I'll get around to making the no-knead bread featured in the NY Times back on November 8, 2006, but I figured I'd return to bread baking with a traditional white bread. The recipe is taken from an old Betty Crocker cookbook.
Traditional White Bread
Prep: 35 minutes; Proof: 1 hr 50 minutes; Bake: 30 minutes
Makes 2 loaves, 16 slices each
Bread baking is a relatively simple matter: mix ingredients & knead, let sit, let sit longer, bake, eat.
In order to make that first step easier it's best to gather all the ingredient and tools in one location. Not shown are the bread-hook attachments for my mixer (pretend they are off-camera).
No mixer? No problem. A sturdy spoon will do. Good exercise for the forearms, too.
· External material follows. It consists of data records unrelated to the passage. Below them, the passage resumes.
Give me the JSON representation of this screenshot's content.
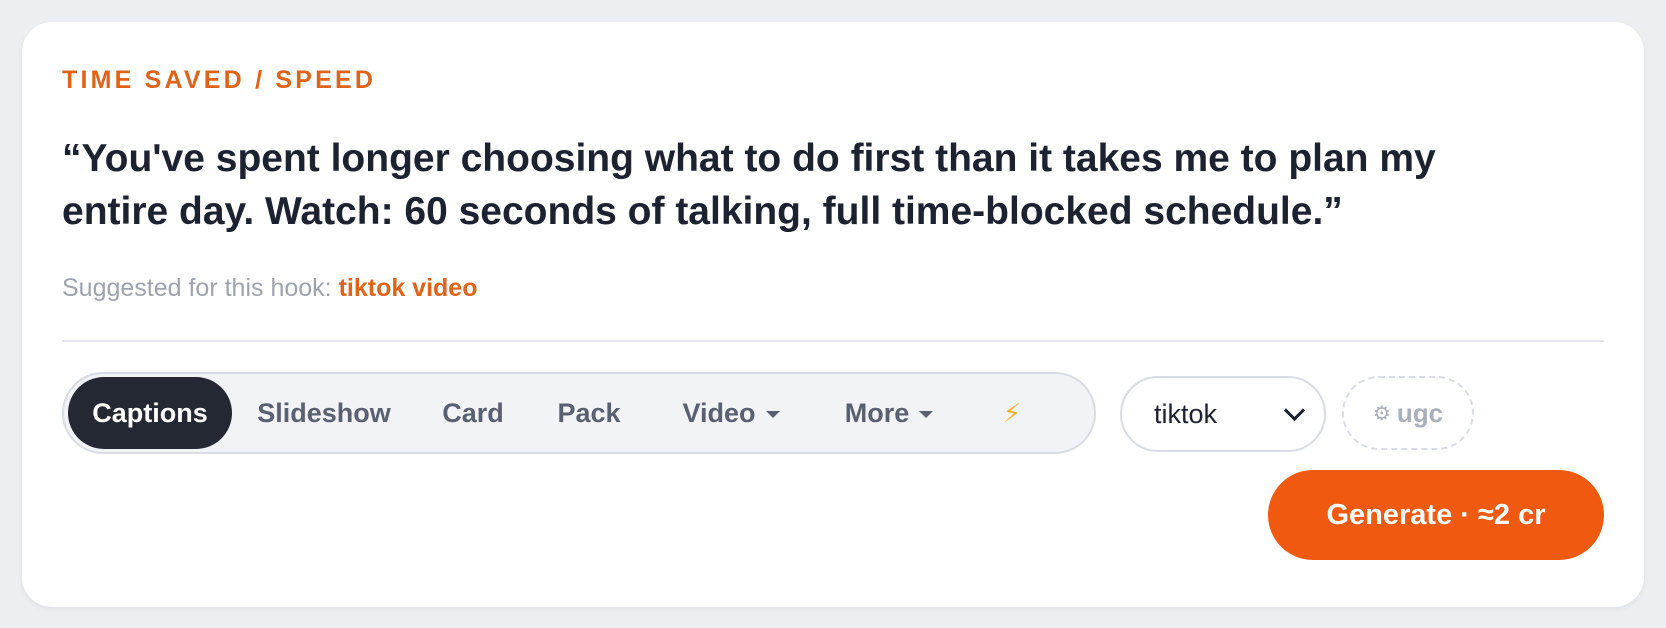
{
  "hook": {
    "category": "TIME SAVED / SPEED",
    "text": "“You've spent longer choosing what to do first than it takes me to plan my entire day. Watch: 60 seconds of talking, full time-blocked schedule.”",
    "suggested_label": "Suggested for this hook: ",
    "suggested_value": "tiktok video"
  },
  "modes": {
    "items": [
      {
        "label": "Captions",
        "active": true
      },
      {
        "label": "Slideshow"
      },
      {
        "label": "Card"
      },
      {
        "label": "Pack"
      },
      {
        "label": "Video",
        "has_dropdown": true
      },
      {
        "label": "More",
        "has_dropdown": true
      }
    ],
    "bolt_icon": "⚡"
  },
  "platform": {
    "selected": "tiktok"
  },
  "ugc": {
    "icon": "⚙",
    "label": "ugc"
  },
  "generate": {
    "label": "Generate · ≈2 cr"
  },
  "colors": {
    "accent": "#e0631b",
    "button": "#ef5a10",
    "active_tab": "#232833"
  }
}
The text at the bottom of the yeast packet continues “... and traditional baking.” Bread machines have so taken over that a great many of the bread recipes one finds online are for them, not for those looking to do things by hand. I'm not anti-bread-machine, to be honest, and I've had some really tasty breads from them (by both my step-mother and by the departmental secretary, who provided a delicious beer-bread at the holiday party), but 1) I don't have such a machine and 2) I'm currently interested in doing things mostly by hand.
In any case–in short–put in the flour, salt, sugar, and yeast as directed along with the shortening. Mix. Pour in water and watch it get sticky. With the wrong attachments the dough will crawl up the mixer.
Truly the most enjoyable part of the project is the kneading. This time around I couldn't get the dough to take in much of the remaining 2.5–3.5 cups of flour, and much of it was only added through the process of kneading. At no point did the dough stick to my hands; it was a joy to work with.
Do not cut the kneading stage short. Give it the full ten minutes, and keep a timer or watch nearby. You develop a rhythm. A push, a pull, a rotate and roll. Push, pull ...
After an hour of rising in a covered bowl in a warm spot the dough does truly double (compare images 4 and 5).
Punch it down. Hear the whoosh!, haul it out, tear it in half, and roll it out.
I couldn't be bothered to make a perfect rectangle, but I did keep it a mostly constant width except at the ends. Roll it into a loaf from the back to the front, pinching the seam closed after each new layer.
After finishing the rolling, seal the final seam and tuck the ends under, place the loaves in the greased (butter or shortening) pans, cover, set aside in a warm place, and let them rise another 35–50 minutes. I tend to let it go the full 50, and one notices that after the second rising the loaves now fill the pans.
I didn't bother with making pretty or perfectly shaped loaves. Just stick them in the oven at 425F (about 220C) for about 25 minutes (or until golden and hollow-sounding when tapped). The loaves will roll or lift right out of the pans. I add a little butter to the tops of the hot loaves.
The freshly made bread inspired me to fix a peanut butter and honey sandwich or two. At Woodman's Shurfine “natural” peanut butter (peanuts and salt) is rather inexpensive and a good alternative to the heavily sugared brands.
—January 15 2007